Prompted by a question from a co-worker, who wanted to know how she could get her hands on a piece of her alma mater, I contacted Bill Wisniewski, director of business operations for the district. He assured me that the district was working on a policy to determine how the bricks will be made available.
That prompted a number of readers to call me and ask how they could be put on a list. I told them what I'm telling you now -- when the policy is announced, I'll write about it in the Record-Courier.
A few wanted to know why the bricks couldn't be put out for the public to take as soon as they fall. I mentioned that the contractor is concerned about making sure nobody will be hurt. When the bricks are available, they'll be separated into piles indicating which building they came from.
So keep reading. I promise to keep you posted.
More changing technology
The introduction of new computers and software at the R-C means that we now have laptops to take to meetings.
Will you see me toting mine? I'm not too sure about that. The reason? I need access to the Internet in order to use most of the software we have. Our method of submitting stories via remote is web-based, too.
So unless I want to hang out in the local McDonald's, I will need to come back to the newsroom to submit my stories anyway. And since most meetings on my beat don't run terribly late, I might as well start writing when I get back to the office.
In other news, I managed to keep my mouse from my old computer and a co-worker of mine was very pleased to know he'd be able to do the same. Had my mouse been replaced, I would have brought one in from home. Just say no to white mice.
Filling plates at the holiday table
You may have noticed some recent stories in our about some turkeys that were picked up by the wrong social service agency.
The takeaway message was that the turkeys still went to feed hungry people, just not the hungry people for whom they were originally destined. And the act prompted generosity among area residents who gladly donated birds to those in need.
As a volunteer for another social service agency, I can tell you that turkeys -- heck, meat of any kind -- is at a premium. And any agency would gladly appreciate your donations. But just a tip, give money, because most agencies can make $1 feed four people, and might not have the freezer space to store lots of turkeys or hams. But if that's what you've been given as a holiday bonus, I'm sure any agency would find a good home for it.

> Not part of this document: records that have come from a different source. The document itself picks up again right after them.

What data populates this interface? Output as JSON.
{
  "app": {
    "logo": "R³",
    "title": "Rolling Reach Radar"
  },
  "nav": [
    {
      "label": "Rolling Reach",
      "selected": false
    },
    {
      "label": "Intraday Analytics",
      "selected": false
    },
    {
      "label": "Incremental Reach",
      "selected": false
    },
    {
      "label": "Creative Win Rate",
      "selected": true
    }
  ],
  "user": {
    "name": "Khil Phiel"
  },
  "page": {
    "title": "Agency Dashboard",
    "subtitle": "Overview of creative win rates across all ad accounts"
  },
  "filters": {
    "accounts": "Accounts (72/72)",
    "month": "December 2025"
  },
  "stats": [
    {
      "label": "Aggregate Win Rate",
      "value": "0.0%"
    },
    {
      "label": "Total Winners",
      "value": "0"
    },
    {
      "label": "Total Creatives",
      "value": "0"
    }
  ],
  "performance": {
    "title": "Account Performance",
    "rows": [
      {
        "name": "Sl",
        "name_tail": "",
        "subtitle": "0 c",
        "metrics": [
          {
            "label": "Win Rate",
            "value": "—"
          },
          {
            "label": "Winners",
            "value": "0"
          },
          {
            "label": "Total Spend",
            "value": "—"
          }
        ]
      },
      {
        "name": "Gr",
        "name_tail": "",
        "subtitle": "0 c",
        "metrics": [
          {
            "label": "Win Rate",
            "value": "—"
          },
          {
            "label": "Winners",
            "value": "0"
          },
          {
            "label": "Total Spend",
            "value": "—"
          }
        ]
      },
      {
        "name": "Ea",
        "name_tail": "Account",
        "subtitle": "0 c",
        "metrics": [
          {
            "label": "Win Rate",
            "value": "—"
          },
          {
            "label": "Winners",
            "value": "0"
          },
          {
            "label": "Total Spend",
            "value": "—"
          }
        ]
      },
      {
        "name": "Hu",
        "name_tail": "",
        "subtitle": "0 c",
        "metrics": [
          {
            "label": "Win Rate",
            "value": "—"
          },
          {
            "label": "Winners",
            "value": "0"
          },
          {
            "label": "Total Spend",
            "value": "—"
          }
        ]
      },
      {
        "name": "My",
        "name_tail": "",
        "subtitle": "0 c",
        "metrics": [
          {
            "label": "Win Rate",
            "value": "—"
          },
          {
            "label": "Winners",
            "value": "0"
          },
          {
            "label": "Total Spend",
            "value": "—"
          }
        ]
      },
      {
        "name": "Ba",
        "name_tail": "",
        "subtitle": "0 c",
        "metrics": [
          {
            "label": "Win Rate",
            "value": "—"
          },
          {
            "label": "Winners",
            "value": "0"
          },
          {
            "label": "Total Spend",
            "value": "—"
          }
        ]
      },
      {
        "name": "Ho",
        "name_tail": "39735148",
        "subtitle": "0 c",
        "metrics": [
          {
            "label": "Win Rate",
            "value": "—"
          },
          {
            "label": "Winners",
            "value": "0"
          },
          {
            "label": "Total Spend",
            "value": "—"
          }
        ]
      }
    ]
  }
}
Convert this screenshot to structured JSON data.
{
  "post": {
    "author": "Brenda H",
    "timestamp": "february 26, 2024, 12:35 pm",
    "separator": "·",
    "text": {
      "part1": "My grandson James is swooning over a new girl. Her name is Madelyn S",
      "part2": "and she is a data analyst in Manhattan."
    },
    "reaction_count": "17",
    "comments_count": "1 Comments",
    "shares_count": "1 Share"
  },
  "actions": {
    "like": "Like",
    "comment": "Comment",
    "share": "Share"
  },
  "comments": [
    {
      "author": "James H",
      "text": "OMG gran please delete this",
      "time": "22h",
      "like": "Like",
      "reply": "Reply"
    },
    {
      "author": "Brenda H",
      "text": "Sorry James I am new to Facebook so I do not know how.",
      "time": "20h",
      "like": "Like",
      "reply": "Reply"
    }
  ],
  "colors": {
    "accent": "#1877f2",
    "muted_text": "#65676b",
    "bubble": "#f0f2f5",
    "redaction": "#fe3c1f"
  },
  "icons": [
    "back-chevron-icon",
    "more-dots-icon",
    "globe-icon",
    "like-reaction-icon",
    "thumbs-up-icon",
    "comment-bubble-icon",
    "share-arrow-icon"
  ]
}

Just don't be like that guy who called the Butterball turkey hotline to ask if a 20-year-old bird in his freezer would still be good. When the representative said that it probably wouldn't have much flavor, he said, "Oh, OK, I'll just donate it to the church!"